While I think we might get there, I don’t think we’re anywhere near the point that we have enough value to sell subscriptions yet. The subscription model is a little tricky. On the one hand, you need to be able to show prospective subscribers that there’s something here worth paying for, while at the same time restricting them as to what they can do without paying.
As many of you know, my wife is a professional blogger-- among her enterprises, she runs a subscription mommy-blog that’s quite popular. It’s a difficult market. It’s almost saturated with amateurs of various degrees of talent. But on the plus side, many of the subscribers have a great deal of time and a need for adult discussion and intellectual stimulation that they suddenly aren’t getting anymore.
She posts a few new articles every day, on a variety of topics. She also has a couple of volunteer contributors who post things that are related to their specific interests. (For example, one of the volunteers works with La Leche League, an organization that promotes breast feeding, and she posts a lot about it. Another one is fanatical about debunking fake and scam work-from-home arrangements, which tends to be a topic of much interest to this demographic.)
What we do is allow
full partial read access to the mommy-blog, and the rights to post a very few messages a day in a single open free-for-all topic. If they want more, they have to subscribe. We offer a monthly option with a discount for six months at a time.
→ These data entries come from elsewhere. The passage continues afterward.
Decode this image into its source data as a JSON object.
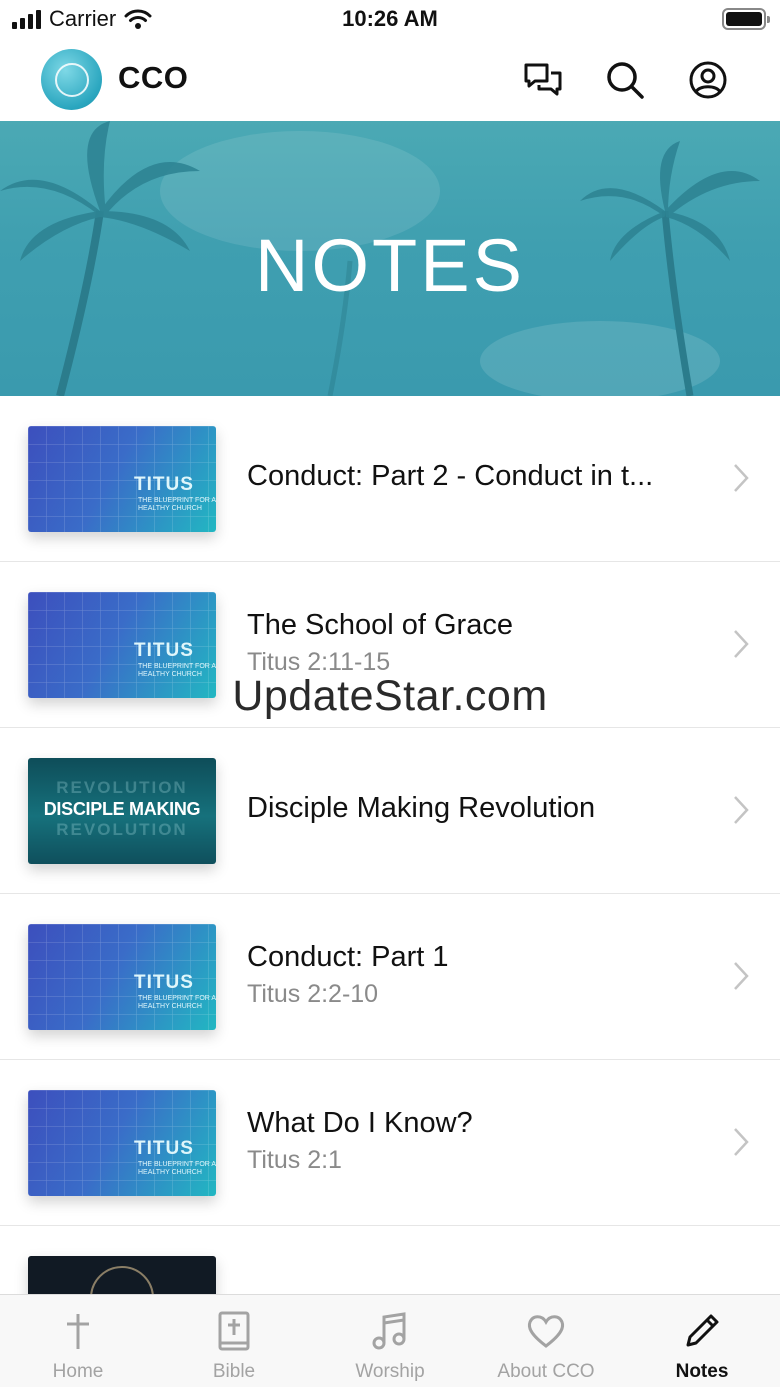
{
  "status_bar": {
    "carrier": "Carrier",
    "time": "10:26 AM",
    "battery_level": 1.0
  },
  "header": {
    "app_name": "CCO",
    "icons": [
      "chat-icon",
      "search-icon",
      "account-icon"
    ]
  },
  "banner": {
    "title": "NOTES"
  },
  "notes": [
    {
      "title": "Conduct: Part 2 - Conduct in t...",
      "subtitle": "",
      "thumbnail": "titus"
    },
    {
      "title": "The School of Grace",
      "subtitle": "Titus 2:11-15",
      "thumbnail": "titus"
    },
    {
      "title": "Disciple Making Revolution",
      "subtitle": "",
      "thumbnail": "disciple-making"
    },
    {
      "title": "Conduct: Part 1",
      "subtitle": "Titus 2:2-10",
      "thumbnail": "titus"
    },
    {
      "title": "What Do I Know?",
      "subtitle": "Titus 2:1",
      "thumbnail": "titus"
    },
    {
      "title": "",
      "subtitle": "",
      "thumbnail": "dark"
    }
  ],
  "thumb_text": {
    "titus": "TITUS",
    "titus_tag": "THE BLUEPRINT FOR A HEALTHY CHURCH",
    "disciple_main": "DISCIPLE MAKING",
    "revolution": "REVOLUTION"
  },
  "watermark": "UpdateStar.com",
  "tabs": [
    {
      "label": "Home",
      "icon": "cross-icon",
      "active": false
    },
    {
      "label": "Bible",
      "icon": "bible-icon",
      "active": false
    },
    {
      "label": "Worship",
      "icon": "music-note-icon",
      "active": false
    },
    {
      "label": "About CCO",
      "icon": "heart-icon",
      "active": false
    },
    {
      "label": "Notes",
      "icon": "pencil-icon",
      "active": true
    }
  ],
  "colors": {
    "banner": "#3f9fb0",
    "tab_active": "#111111",
    "tab_inactive": "#a3a3a3",
    "subtitle": "#8a8a8a"
  }
}
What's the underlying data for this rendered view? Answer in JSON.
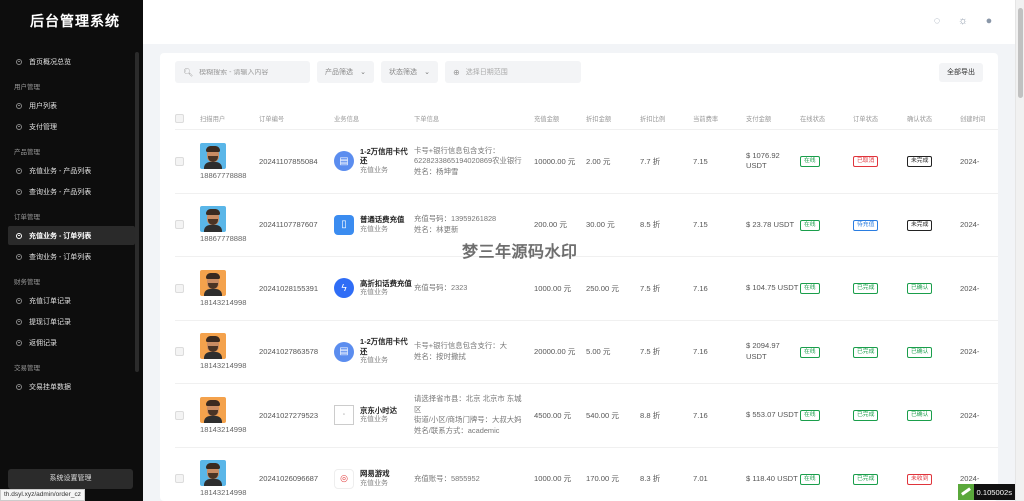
{
  "app": {
    "title": "后台管理系统"
  },
  "sidebar": {
    "first": "首页概况总览",
    "groups": [
      {
        "title": "用户管理",
        "items": [
          "用户列表",
          "支付管理"
        ]
      },
      {
        "title": "产品管理",
        "items": [
          "充值业务 - 产品列表",
          "查询业务 - 产品列表"
        ]
      },
      {
        "title": "订单管理",
        "items": [
          "充值业务 - 订单列表",
          "查询业务 - 订单列表"
        ]
      },
      {
        "title": "财务管理",
        "items": [
          "充值订单记录",
          "提现订单记录",
          "返佣记录"
        ]
      },
      {
        "title": "交易管理",
        "items": [
          "交易挂单数据"
        ]
      }
    ],
    "active": "充值业务 - 订单列表",
    "system_button": "系统设置管理"
  },
  "filters": {
    "search_placeholder": "模糊搜索 - 请输入内容",
    "product_filter": "产品筛选",
    "status_filter": "状态筛选",
    "date_placeholder": "选择日期范围",
    "export": "全部导出"
  },
  "table": {
    "headers": [
      "扫描用户",
      "订单编号",
      "业务信息",
      "下单信息",
      "充值金额",
      "折扣金额",
      "折扣比例",
      "当前费率",
      "支付金额",
      "在线状态",
      "订单状态",
      "确认状态",
      "创建时间"
    ],
    "rows": [
      {
        "user": "18867778888",
        "avatar_color": "blue",
        "order_no": "20241107855084",
        "biz_icon": "card",
        "biz_name": "1-2万信用卡代还",
        "biz_type": "充值业务",
        "info": [
          "卡号+银行信息包含支行：",
          "6228233865194020869农业银行",
          "姓名：杨坤雪"
        ],
        "amount": "10000.00 元",
        "discount": "2.00 元",
        "ratio": "7.7 折",
        "rate": "7.15",
        "pay": "$ 1076.92 USDT",
        "online": "在线",
        "online_color": "green",
        "order_status": "已取消",
        "order_color": "red",
        "confirm": "未完成",
        "confirm_color": "black",
        "time": "2024-"
      },
      {
        "user": "18867778888",
        "avatar_color": "blue",
        "order_no": "20241107787607",
        "biz_icon": "phone",
        "biz_name": "普通话费充值",
        "biz_type": "充值业务",
        "info": [
          "充值号码：13959261828",
          "姓名：林更新"
        ],
        "amount": "200.00 元",
        "discount": "30.00 元",
        "ratio": "8.5 折",
        "rate": "7.15",
        "pay": "$ 23.78 USDT",
        "online": "在线",
        "online_color": "green",
        "order_status": "待充值",
        "order_color": "blue",
        "confirm": "未完成",
        "confirm_color": "black",
        "time": "2024-"
      },
      {
        "user": "18143214998",
        "avatar_color": "orange",
        "order_no": "20241028155391",
        "biz_icon": "bolt",
        "biz_name": "高折扣话费充值",
        "biz_type": "充值业务",
        "info": [
          "充值号码：2323"
        ],
        "amount": "1000.00 元",
        "discount": "250.00 元",
        "ratio": "7.5 折",
        "rate": "7.16",
        "pay": "$ 104.75 USDT",
        "online": "在线",
        "online_color": "green",
        "order_status": "已完成",
        "order_color": "green",
        "confirm": "已确认",
        "confirm_color": "green",
        "time": "2024-"
      },
      {
        "user": "18143214998",
        "avatar_color": "orange",
        "order_no": "20241027863578",
        "biz_icon": "card",
        "biz_name": "1-2万信用卡代还",
        "biz_type": "充值业务",
        "info": [
          "卡号+银行信息包含支行：大",
          "姓名：按时撒拭"
        ],
        "amount": "20000.00 元",
        "discount": "5.00 元",
        "ratio": "7.5 折",
        "rate": "7.16",
        "pay": "$ 2094.97 USDT",
        "online": "在线",
        "online_color": "green",
        "order_status": "已完成",
        "order_color": "green",
        "confirm": "已确认",
        "confirm_color": "green",
        "time": "2024-"
      },
      {
        "user": "18143214998",
        "avatar_color": "orange",
        "order_no": "20241027279523",
        "biz_icon": "img",
        "biz_name": "京东小时达",
        "biz_type": "充值业务",
        "info": [
          "请选择省市县：北京 北京市 东城区",
          "街道/小区/商场门牌号：大叔大妈",
          "姓名/联系方式：academic"
        ],
        "amount": "4500.00 元",
        "discount": "540.00 元",
        "ratio": "8.8 折",
        "rate": "7.16",
        "pay": "$ 553.07 USDT",
        "online": "在线",
        "online_color": "green",
        "order_status": "已完成",
        "order_color": "green",
        "confirm": "已确认",
        "confirm_color": "green",
        "time": "2024-"
      },
      {
        "user": "18143214998",
        "avatar_color": "blue",
        "order_no": "20241026096687",
        "biz_icon": "game",
        "biz_name": "网易游戏",
        "biz_type": "充值业务",
        "info": [
          "充值账号：5855952"
        ],
        "amount": "1000.00 元",
        "discount": "170.00 元",
        "ratio": "8.3 折",
        "rate": "7.01",
        "pay": "$ 118.40 USDT",
        "online": "在线",
        "online_color": "green",
        "order_status": "已完成",
        "order_color": "green",
        "confirm": "未收到",
        "confirm_color": "red",
        "time": "2024-"
      }
    ]
  },
  "watermark": "梦三年源码水印",
  "statusbar": {
    "url": "th.dsyl.xyz/admin/order_cz",
    "timer": "0.105002s"
  }
}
That works pretty well, though as you can imagine, the open topic requires a LOT of moderating (mostly my job.)